▶ Supplied material
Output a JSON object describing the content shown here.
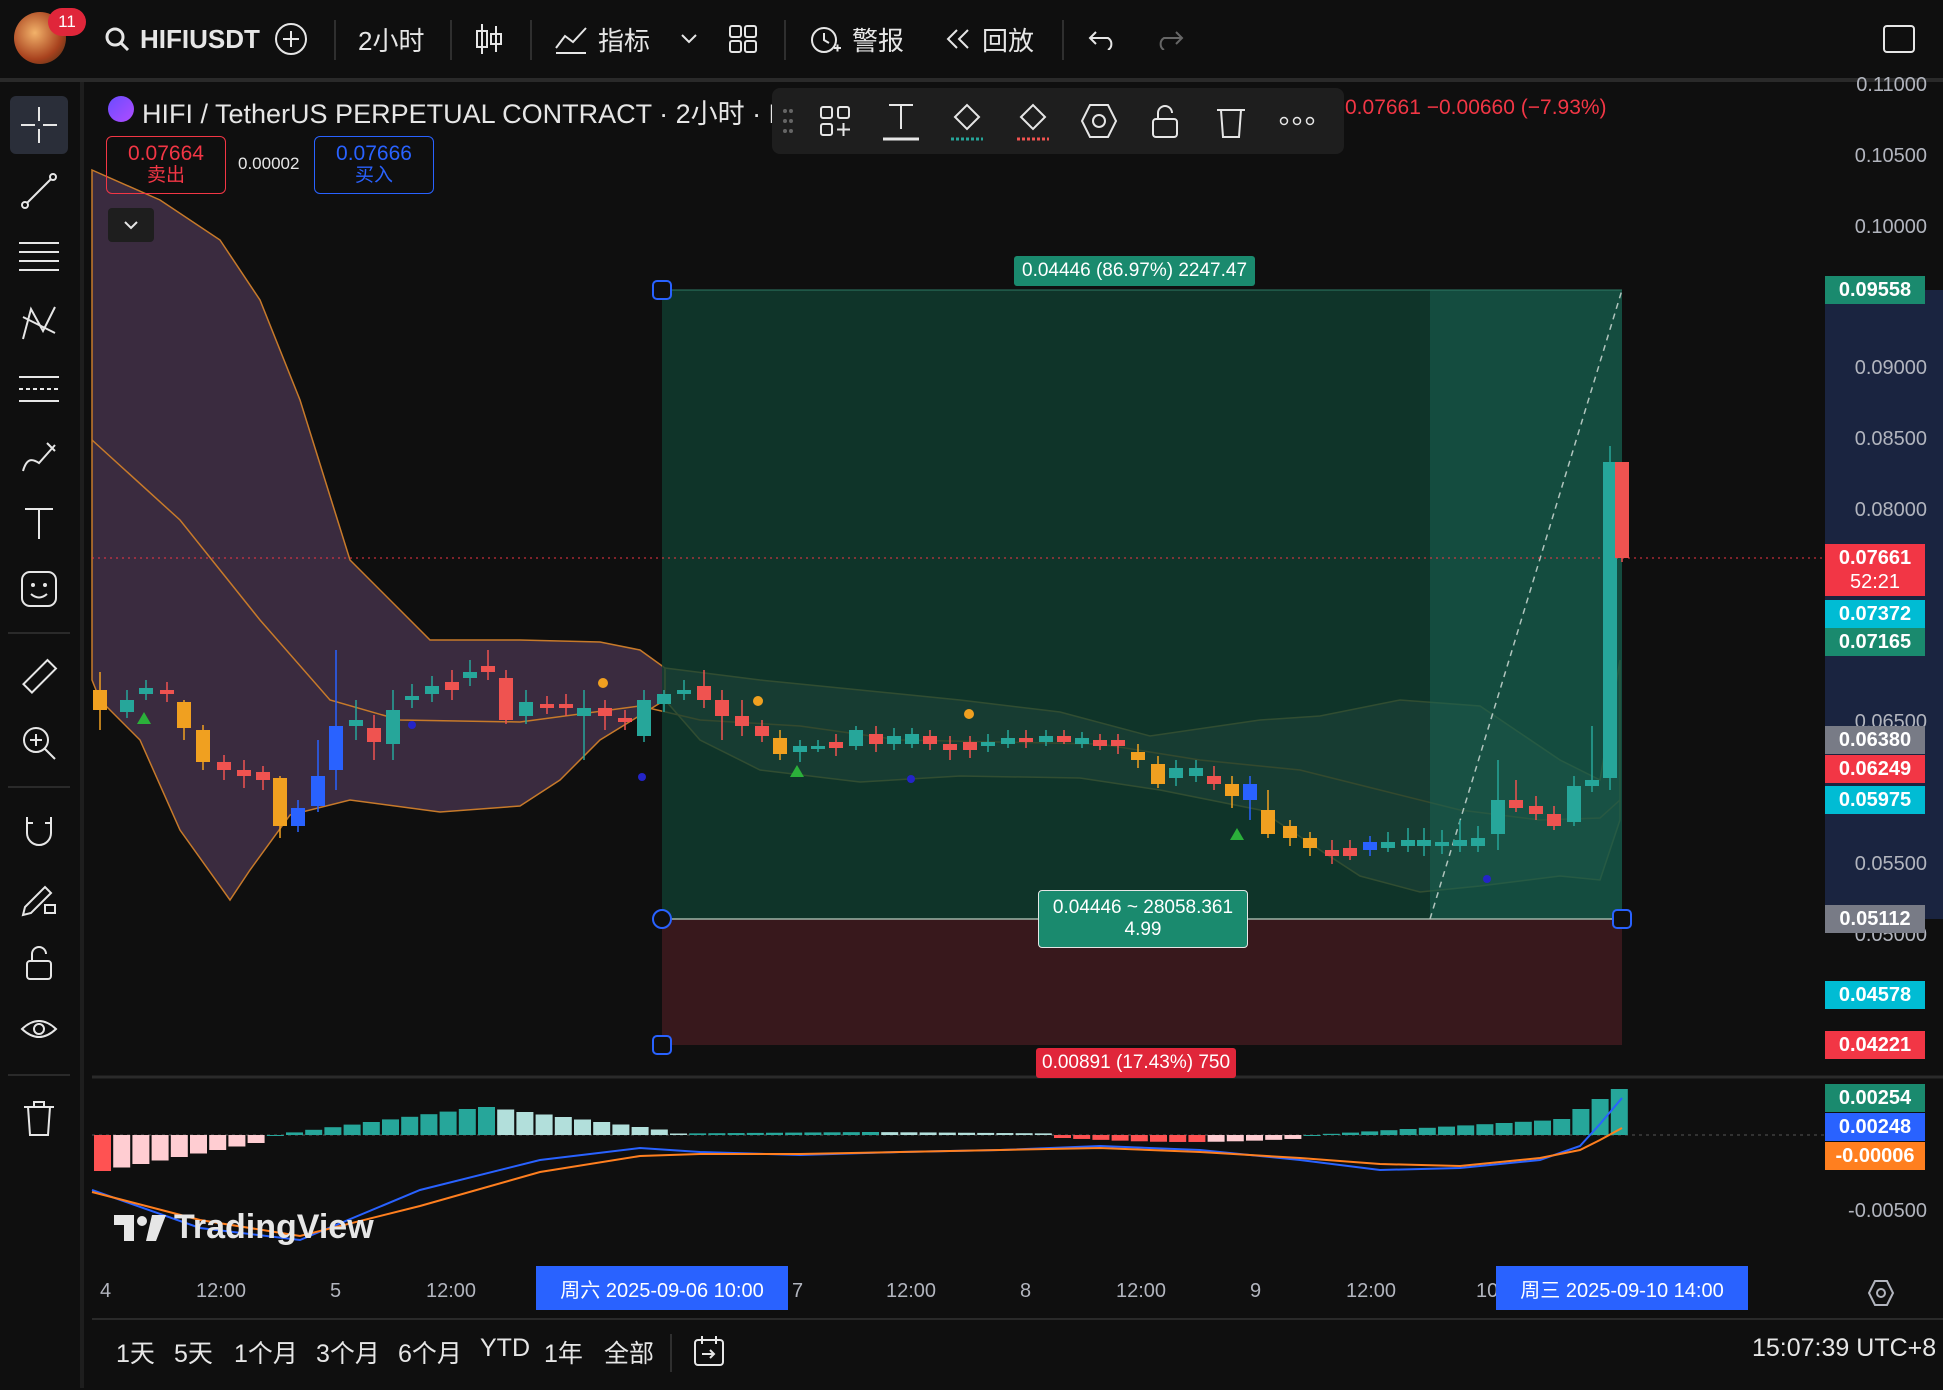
{
  "topbar": {
    "badge_count": "11",
    "symbol": "HIFIUSDT",
    "interval": "2小时",
    "indicators_label": "指标",
    "alert_label": "警报",
    "replay_label": "回放"
  },
  "header": {
    "title": "HIFI / TetherUS PERPETUAL CONTRACT · 2小时 · Bi",
    "ohlc_change": "0.07661  −0.00660 (−7.93%)",
    "sell_price": "0.07664",
    "sell_label": "卖出",
    "spread": "0.00002",
    "buy_price": "0.07666",
    "buy_label": "买入"
  },
  "price_axis": {
    "ticks": [
      "0.11000",
      "0.10500",
      "0.10000",
      "0.09000",
      "0.08500",
      "0.08000",
      "0.06500",
      "0.05500",
      "0.05000"
    ],
    "macd_ticks": [
      "-0.00500"
    ]
  },
  "price_labels": {
    "target": "0.09558",
    "last_price": "0.07661",
    "countdown": "52:21",
    "upper_band": "0.07372",
    "basis_a": "0.07165",
    "gray_a": "0.06380",
    "red_a": "0.06249",
    "cyan_a": "0.05975",
    "entry": "0.05112",
    "lower_band": "0.04578",
    "stop": "0.04221",
    "macd_hist": "0.00254",
    "macd_line": "0.00248",
    "macd_signal": "-0.00006"
  },
  "position_tool": {
    "target_label": "0.04446 (86.97%) 2247.47",
    "entry_label_line1": "0.04446 ~ 28058.361",
    "entry_label_line2": "4.99",
    "stop_label": "0.00891 (17.43%) 750"
  },
  "time_axis": {
    "labels": [
      "4",
      "12:00",
      "5",
      "12:00",
      "7",
      "12:00",
      "8",
      "12:00",
      "9",
      "12:00",
      "10"
    ],
    "start_box": "周六 2025-09-06   10:00",
    "end_box": "周三 2025-09-10   14:00"
  },
  "bottom": {
    "ranges": [
      "1天",
      "5天",
      "1个月",
      "3个月",
      "6个月",
      "YTD",
      "1年",
      "全部"
    ],
    "clock": "15:07:39 UTC+8"
  },
  "branding": {
    "watermark": "TradingView"
  },
  "colors": {
    "up": "#26a69a",
    "down": "#ef5350",
    "profit_zone": "#0f3b2e",
    "loss_zone": "#3a1a1c",
    "band_fill": "#4a3a5a",
    "accent": "#2962ff"
  }
}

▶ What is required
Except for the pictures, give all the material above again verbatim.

▶ Output for this task
Output a JSON object describing the content shown here.
{
  "topbar": {
    "badge_count": "11",
    "symbol": "HIFIUSDT",
    "interval": "2小时",
    "indicators_label": "指标",
    "alert_label": "警报",
    "replay_label": "回放"
  },
  "header": {
    "title": "HIFI / TetherUS PERPETUAL CONTRACT · 2小时 · Bi",
    "ohlc_change": "0.07661  −0.00660 (−7.93%)",
    "sell_price": "0.07664",
    "sell_label": "卖出",
    "spread": "0.00002",
    "buy_price": "0.07666",
    "buy_label": "买入"
  },
  "price_axis": {
    "ticks": [
      "0.11000",
      "0.10500",
      "0.10000",
      "0.09000",
      "0.08500",
      "0.08000",
      "0.06500",
      "0.05500",
      "0.05000"
    ],
    "macd_ticks": [
      "-0.00500"
    ]
  },
  "price_labels": {
    "target": "0.09558",
    "last_price": "0.07661",
    "countdown": "52:21",
    "upper_band": "0.07372",
    "basis_a": "0.07165",
    "gray_a": "0.06380",
    "red_a": "0.06249",
    "cyan_a": "0.05975",
    "entry": "0.05112",
    "lower_band": "0.04578",
    "stop": "0.04221",
    "macd_hist": "0.00254",
    "macd_line": "0.00248",
    "macd_signal": "-0.00006"
  },
  "position_tool": {
    "target_label": "0.04446 (86.97%) 2247.47",
    "entry_label_line1": "0.04446 ~ 28058.361",
    "entry_label_line2": "4.99",
    "stop_label": "0.00891 (17.43%) 750"
  },
  "time_axis": {
    "labels": [
      "4",
      "12:00",
      "5",
      "12:00",
      "7",
      "12:00",
      "8",
      "12:00",
      "9",
      "12:00",
      "10"
    ],
    "start_box": "周六 2025-09-06   10:00",
    "end_box": "周三 2025-09-10   14:00"
  },
  "bottom": {
    "ranges": [
      "1天",
      "5天",
      "1个月",
      "3个月",
      "6个月",
      "YTD",
      "1年",
      "全部"
    ],
    "clock": "15:07:39 UTC+8"
  },
  "branding": {
    "watermark": "TradingView"
  },
  "colors": {
    "up": "#26a69a",
    "down": "#ef5350",
    "profit_zone": "#0f3b2e",
    "loss_zone": "#3a1a1c",
    "band_fill": "#4a3a5a",
    "accent": "#2962ff"
  }
}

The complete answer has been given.